The data.
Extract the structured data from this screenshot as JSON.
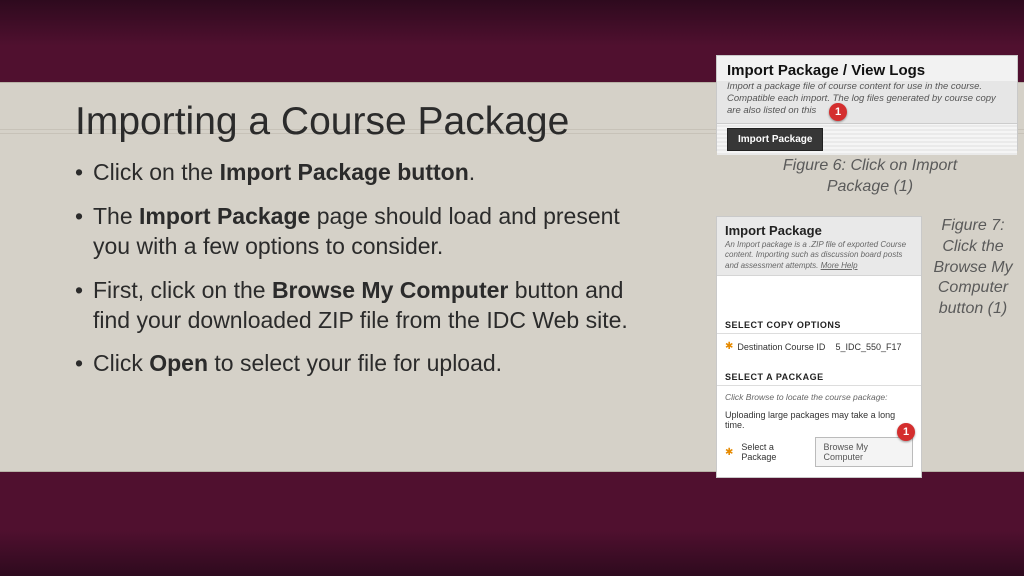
{
  "title": "Importing a Course Package",
  "bullets": {
    "b1_pre": "Click on the ",
    "b1_bold": "Import Package button",
    "b1_post": ".",
    "b2_pre": "The ",
    "b2_bold": "Import Package",
    "b2_post": " page should load and present you with a few options to consider.",
    "b3_pre": "First, click on the ",
    "b3_bold": "Browse My Computer",
    "b3_post": " button and find your downloaded ZIP file from the IDC Web site.",
    "b4_pre": "Click ",
    "b4_bold": "Open",
    "b4_post": " to select your file for upload."
  },
  "fig6": {
    "title": "Import Package / View Logs",
    "desc": "Import a package file of course content for use in the course. Compatible each import. The log files generated by course copy are also listed on this",
    "button": "Import Package",
    "badge": "1",
    "caption": "Figure 6: Click on Import Package (1)"
  },
  "fig7": {
    "title": "Import Package",
    "sub": "An Import package is a .ZIP file of exported Course content. Importing such as discussion board posts and assessment attempts.",
    "more": "More Help",
    "sec1": "SELECT COPY OPTIONS",
    "dest_label": "Destination Course ID",
    "dest_value": "5_IDC_550_F17",
    "sec2": "SELECT A PACKAGE",
    "note": "Click Browse to locate the course package:",
    "warn": "Uploading large packages may take a long time.",
    "pkg_label": "Select a Package",
    "browse": "Browse My Computer",
    "badge": "1",
    "caption": "Figure 7: Click the Browse My Computer button (1)"
  }
}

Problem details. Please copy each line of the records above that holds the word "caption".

Exercise output.
    "caption": "Figure 6: Click on Import Package (1)"
    "caption": "Figure 7: Click the Browse My Computer button (1)"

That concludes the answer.